TW: Did you go back and look at earlier productions?
MW: I did also look at photos of earlier productions, and of course I watched the movie. The text requires a specific layout of a flat to make sense – for instance, there need to be curtains, through which Mitch watches Blanche change; there needs to be a bathroom which can only be reached by walking through Stella and Stanley’s bedroom; there needs to be a porch, etc. So that part was a bit like a riddle – to work out the best arrangement of all things in the space.
TW: What do you think about the recent crop of architects designing for the stage, for instance Zaha Hadid’s recent set for the LA opera?
MW: It is probably not by accident that architects like Zaha Hadid or Herzog & de Meuron have been asked to design for opera rather than theatre. In opera, the score is there from the start, and unchangeable. The music is always more important than the story. It is made up from acts, arias, duets, etc for which the artistic team then designs tableaus or images. Opera spaces are mostly still clearly structured with a front-on audience, a proscenium arch, and the orchestra placed between audience and singers. And finally, the opera machine is a big one – designs are often handed in and built a year prior to the start of rehearsals.
With plays it is a different thing. Often, when starting rehearsals, it is unclear whether bits of the text will be cut, whether there will be improvisations added, etc. So here it is much more about finding a world within which things may still develop during the rehearsal process. Hence, design for theatre also means attending rehearsals and reacting to things which are invented during them. I don’t believe Zaha Hadid would be able to spare the time.
TW: Apart from these one-off experiments, are there any professional crossovers between the worlds of architecture and set design?
MW: I know several architects who became theatre designers, for example the head of design at the Schaubühne in Berlin, Jan Pappelbaum, whose designs often are very architectural. However, I don’t know anyone who went the other way and became an architect. Also, once people have left architecture, they tend to stay in theatre – to do both at the same time may well be impossible due to the very different structures and time lines of architecture and theatre projects.

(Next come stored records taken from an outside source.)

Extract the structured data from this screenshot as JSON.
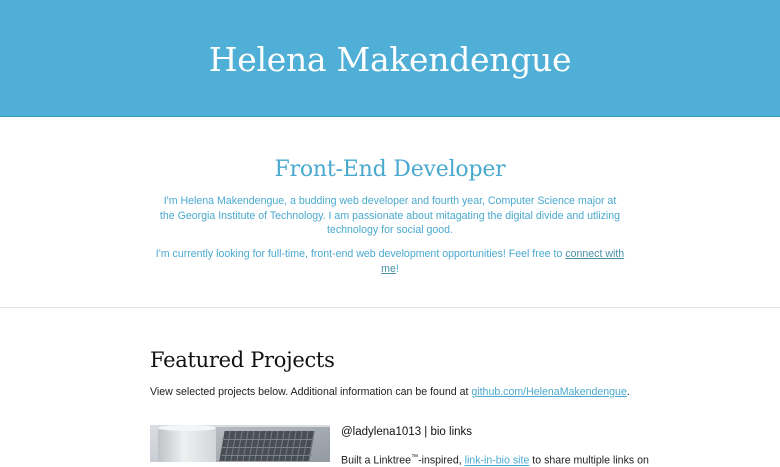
{
  "header": {
    "title": "Helena Makendengue"
  },
  "intro": {
    "heading": "Front-End Developer",
    "paragraph1": "I'm Helena Makendengue, a budding web developer and fourth year, Computer Science major at the Georgia Institute of Technology. I am passionate about mitagating the digital divide and utlizing technology for social good.",
    "paragraph2_before": "I'm currently looking for full-time, front-end web development opportunities! Feel free to ",
    "paragraph2_link": "connect with me",
    "paragraph2_after": "!"
  },
  "projects": {
    "heading": "Featured Projects",
    "description_before": "View selected projects below. Additional information can be found at ",
    "description_link": "github.com/HelenaMakendengue",
    "description_after": ".",
    "items": [
      {
        "title": "@ladylena1013 | bio links",
        "desc_before": "Built a Linktree",
        "desc_tm": "™",
        "desc_middle": "-inspired, ",
        "desc_link": "link-in-bio site",
        "desc_after": " to share multiple links on"
      }
    ]
  },
  "colors": {
    "header_bg": "#4fafd6",
    "accent": "#4aa9cf",
    "text_dark": "#111111"
  }
}
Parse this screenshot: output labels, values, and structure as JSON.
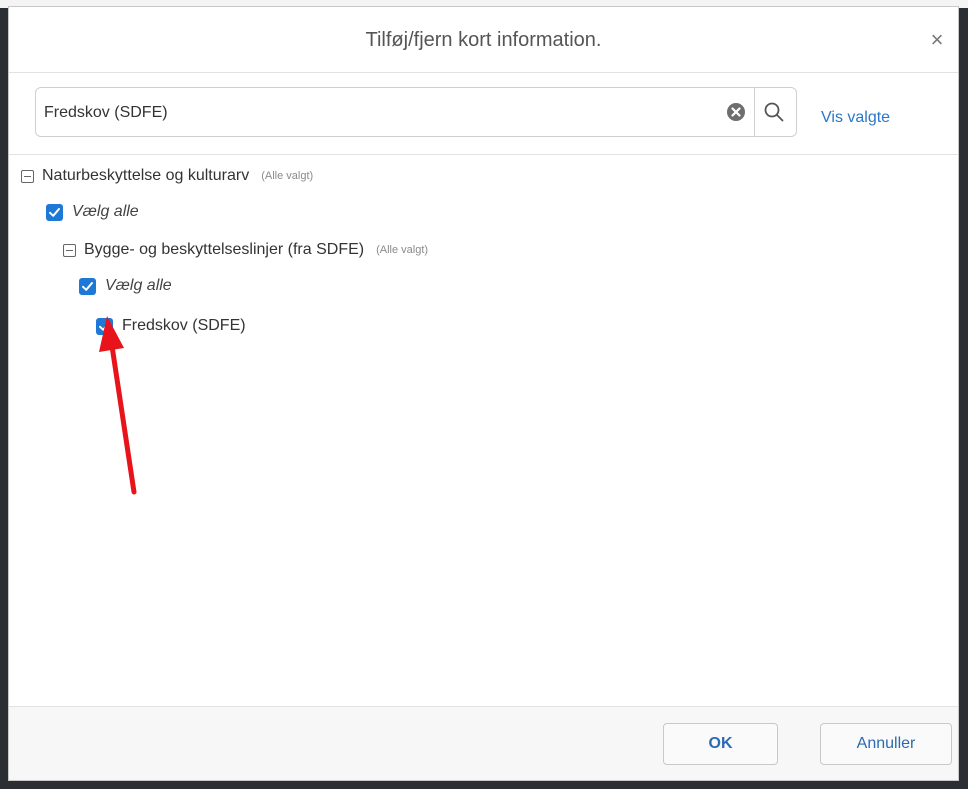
{
  "dialog": {
    "title": "Tilføj/fjern kort information.",
    "close_symbol": "×"
  },
  "search": {
    "value": "Fredskov (SDFE)",
    "show_selected_link": "Vis valgte"
  },
  "tree": {
    "group": {
      "label": "Naturbeskyttelse og kulturarv",
      "status": "(Alle valgt)",
      "select_all": "Vælg alle"
    },
    "subgroup": {
      "label": "Bygge- og beskyttelseslinjer (fra SDFE)",
      "status": "(Alle valgt)",
      "select_all": "Vælg alle"
    },
    "item": {
      "label": "Fredskov (SDFE)"
    }
  },
  "footer": {
    "ok_label": "OK",
    "cancel_label": "Annuller"
  },
  "icons": {
    "close": "close-icon",
    "clear": "clear-icon",
    "search": "search-icon",
    "checkbox_checked": "checkmark-icon",
    "collapse": "minus-box-icon",
    "annotation_arrow": "red-arrow-icon"
  },
  "colors": {
    "accent": "#1d78d6",
    "link": "#2a77c9",
    "arrow": "#e8141b"
  }
}
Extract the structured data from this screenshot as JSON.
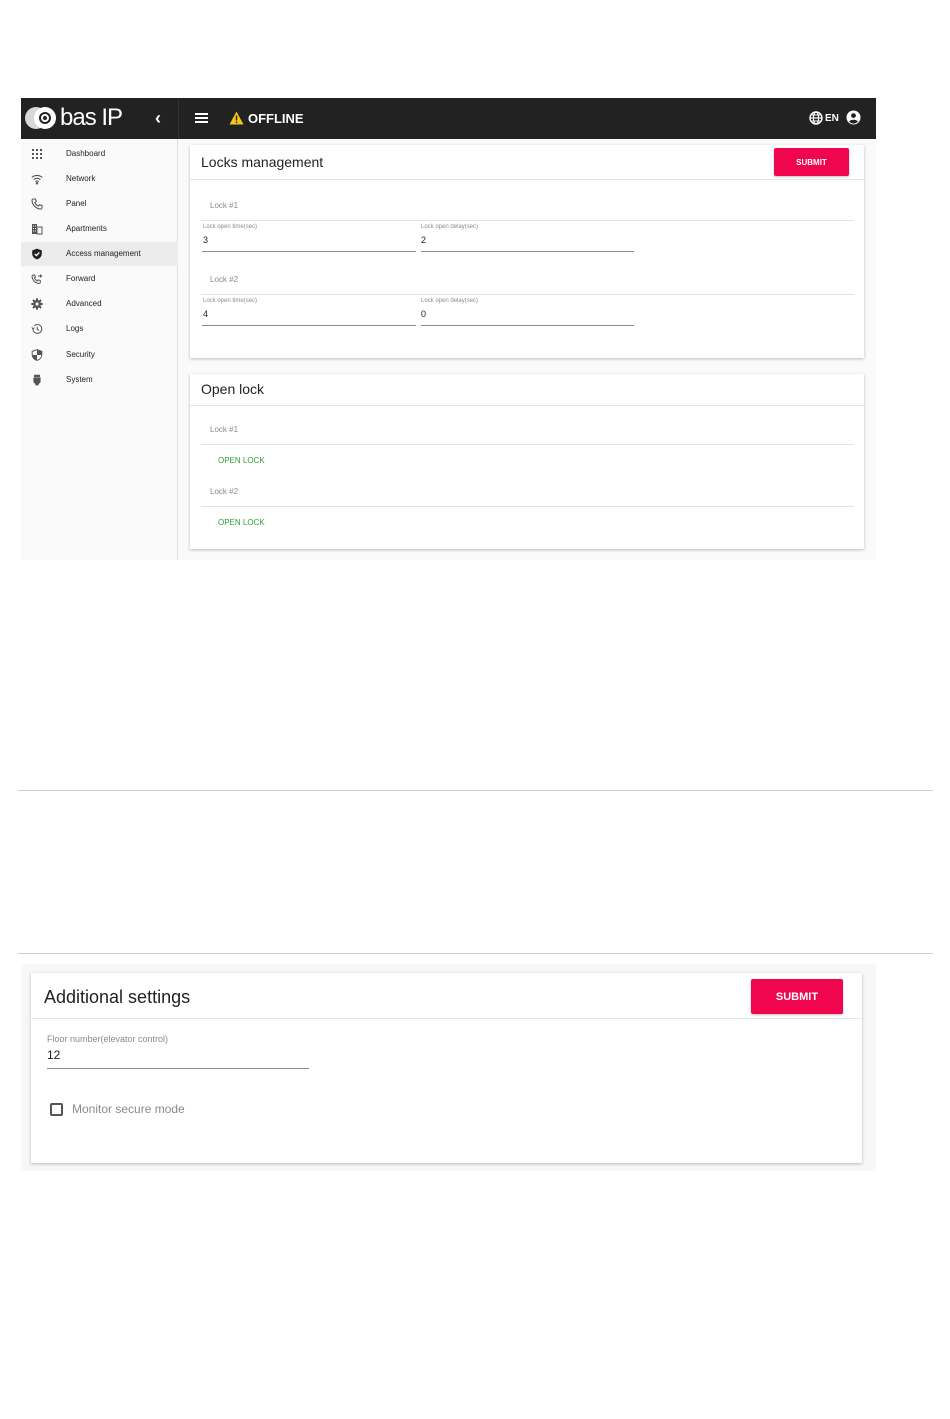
{
  "topbar": {
    "logo_text": "bas IP",
    "status": "OFFLINE",
    "language": "EN",
    "colors": {
      "bar": "#222222",
      "warning": "#f5c518",
      "accent": "#f0064f",
      "open_lock": "#2e9e3a"
    }
  },
  "sidebar": {
    "items": [
      {
        "label": "Dashboard",
        "icon": "grid-icon"
      },
      {
        "label": "Network",
        "icon": "wifi-icon"
      },
      {
        "label": "Panel",
        "icon": "phone-icon"
      },
      {
        "label": "Apartments",
        "icon": "building-icon"
      },
      {
        "label": "Access management",
        "icon": "shield-check-icon",
        "active": true
      },
      {
        "label": "Forward",
        "icon": "phone-forward-icon"
      },
      {
        "label": "Advanced",
        "icon": "gear-icon"
      },
      {
        "label": "Logs",
        "icon": "history-icon"
      },
      {
        "label": "Security",
        "icon": "security-shield-icon"
      },
      {
        "label": "System",
        "icon": "system-icon"
      }
    ]
  },
  "locks_management": {
    "title": "Locks management",
    "submit_label": "SUBMIT",
    "locks": [
      {
        "name": "Lock #1",
        "open_time_label": "Lock open time(sec)",
        "open_time": "3",
        "open_delay_label": "Lock open delay(sec)",
        "open_delay": "2"
      },
      {
        "name": "Lock #2",
        "open_time_label": "Lock open time(sec)",
        "open_time": "4",
        "open_delay_label": "Lock open delay(sec)",
        "open_delay": "0"
      }
    ]
  },
  "open_lock": {
    "title": "Open lock",
    "locks": [
      {
        "name": "Lock #1",
        "button_label": "OPEN LOCK"
      },
      {
        "name": "Lock #2",
        "button_label": "OPEN LOCK"
      }
    ]
  },
  "additional_settings": {
    "title": "Additional settings",
    "submit_label": "SUBMIT",
    "floor_label": "Floor number(elevator control)",
    "floor_value": "12",
    "monitor_secure_label": "Monitor secure mode",
    "monitor_secure_checked": false
  }
}
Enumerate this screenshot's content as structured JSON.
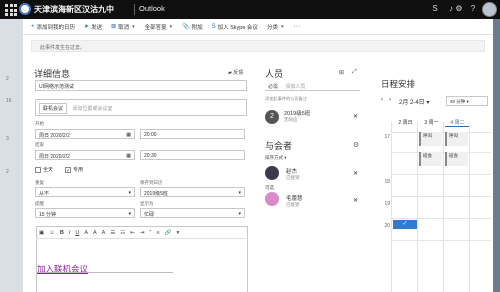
{
  "topbar": {
    "org_name": "天津滨海新区汉沽九中",
    "app_name": "Outlook",
    "icons": [
      "app-launcher-icon",
      "bell-icon",
      "gear-icon",
      "help-icon"
    ]
  },
  "toolbar": {
    "add_online": "添加到我的日历",
    "send": "发送",
    "cancel": "取消",
    "scheduling": "全部答复",
    "attach": "附加",
    "skype": "加入 Skype 会议",
    "categorize": "分类",
    "more": "···"
  },
  "banner": {
    "text": "此事件发生在过去。"
  },
  "details": {
    "heading": "详细信息",
    "feedback": "反馈",
    "title_value": "UI网络示范测试",
    "location_chip": "联机会议",
    "location_placeholder": "添加位置或会议室",
    "start_label": "开始",
    "start_date": "周日 2020/2/2",
    "start_time": "20:00",
    "end_label": "结束",
    "end_date": "周日 2020/2/2",
    "end_time": "20:30",
    "allday_label": "全天",
    "private_label": "专用",
    "repeat_label": "重复",
    "repeat_value": "从不",
    "calendar_label": "保存到日历",
    "calendar_value": "2019级5班",
    "reminder_label": "提醒",
    "reminder_value": "15 分钟",
    "show_as_label": "显示为",
    "show_as_value": "忙碌",
    "body_link": "加入联机会议"
  },
  "people": {
    "heading": "人员",
    "required_label": "必需",
    "required_placeholder": "添加人员",
    "optional_hint": "添加此事件的公司备注",
    "group_name": "2019级5班",
    "group_sub": "无响应",
    "attendees_heading": "与会者",
    "sort_label": "排序方式",
    "organizer_name": "赵杰",
    "organizer_status": "已接受",
    "optional_section": "可选",
    "optional_name": "毛蕾慧",
    "optional_status": "已接受"
  },
  "schedule": {
    "heading": "日程安排",
    "date_range": "2月 2-4日",
    "duration": "30 分钟",
    "days": [
      "2 周日",
      "3 周一",
      "4 周二"
    ],
    "hours": [
      "17",
      "18",
      "19",
      "20"
    ],
    "busy_block1": "呼叫",
    "busy_block2": "班会",
    "busy_block3": "呼叫",
    "busy_block4": "班会"
  }
}
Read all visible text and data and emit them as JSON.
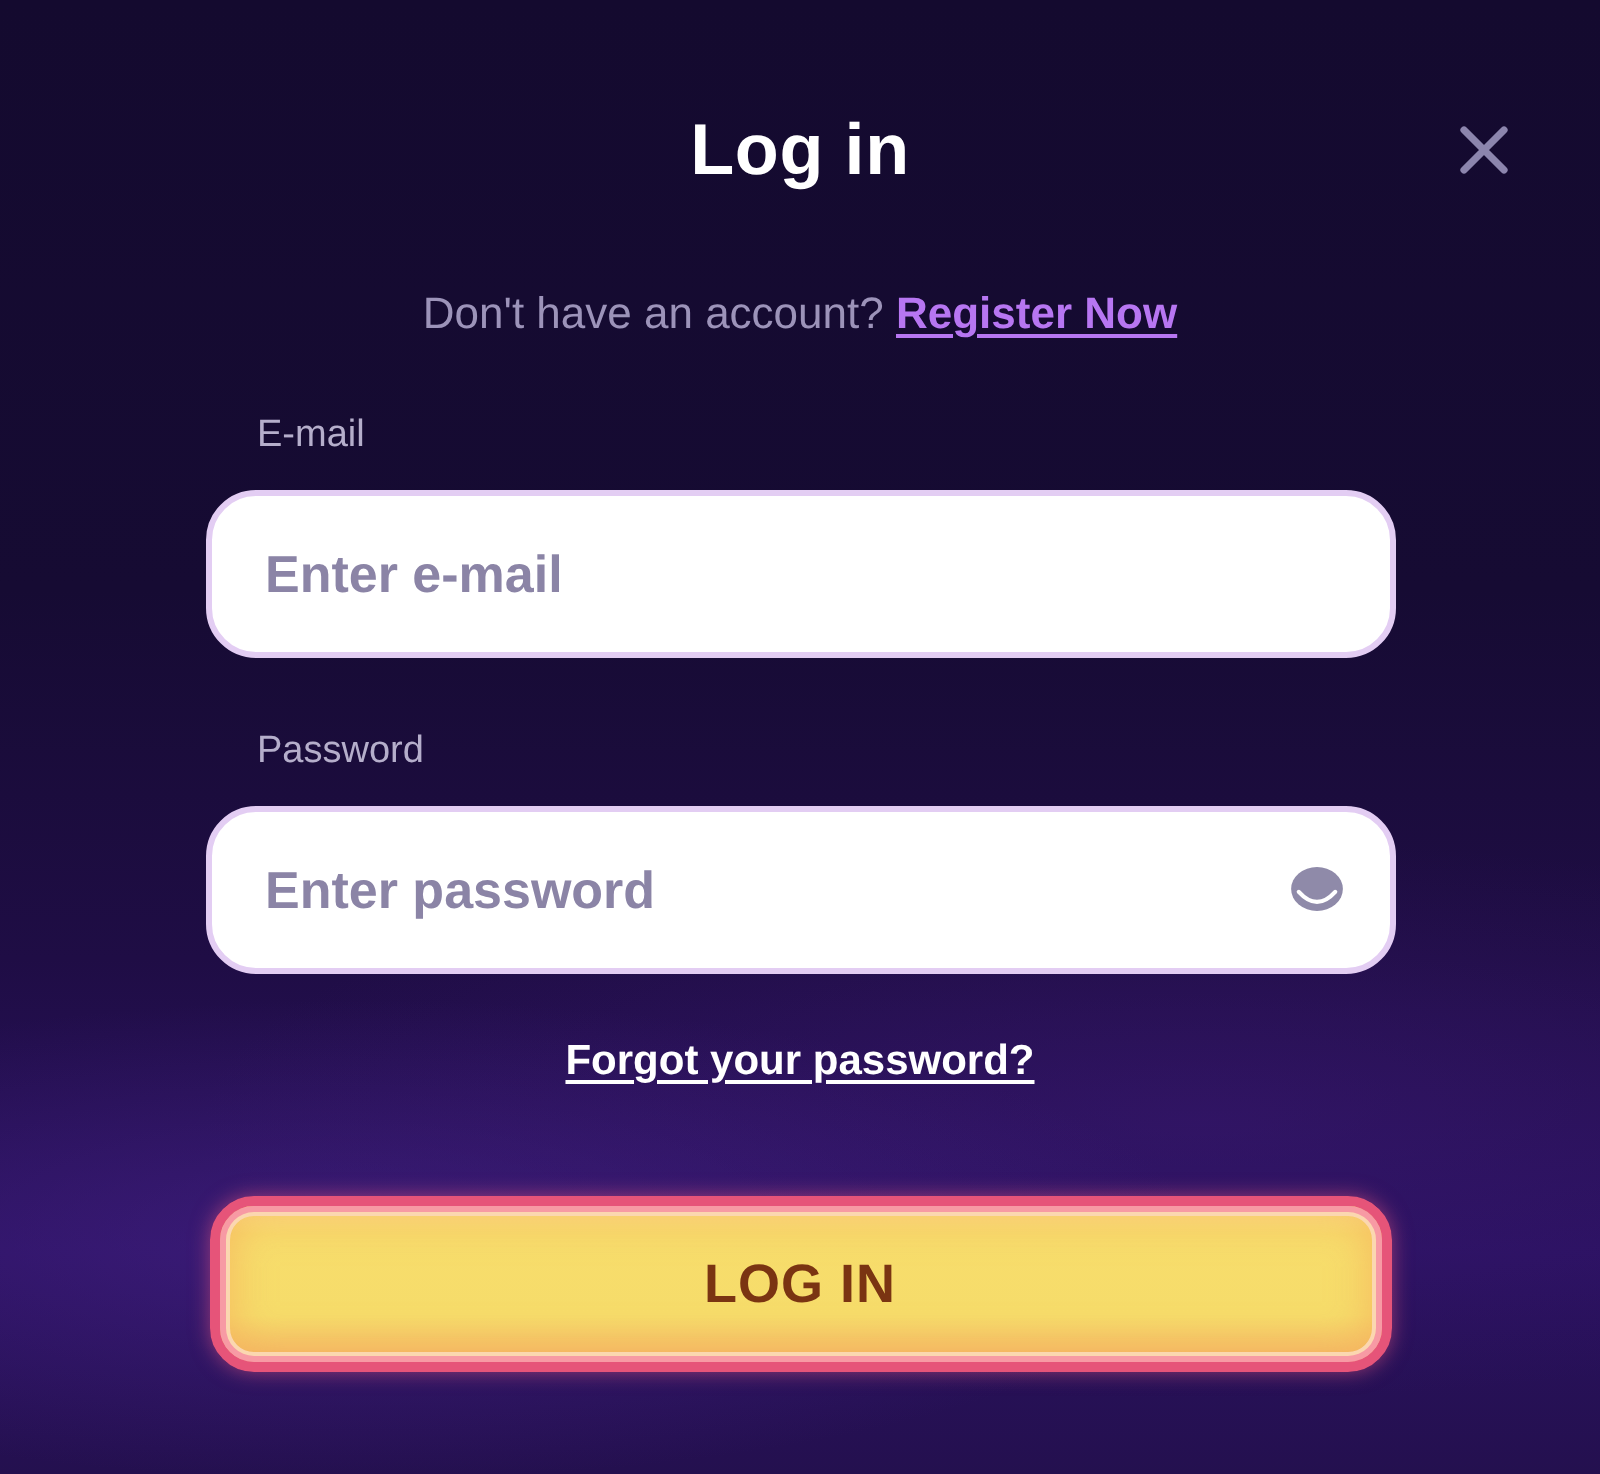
{
  "dialog": {
    "title": "Log in"
  },
  "register_prompt": {
    "text": "Don't have an account?",
    "link": "Register Now"
  },
  "fields": [
    {
      "kind": "email",
      "label": "E-mail",
      "placeholder": "Enter e-mail"
    },
    {
      "kind": "password",
      "label": "Password",
      "placeholder": "Enter password"
    }
  ],
  "forgot_link": "Forgot your password?",
  "submit_button": "LOG IN"
}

A Streetcar Named Desire
Benedict Andrews’ production of A Streetcar Named Desire runs at the Young Vic until 19 September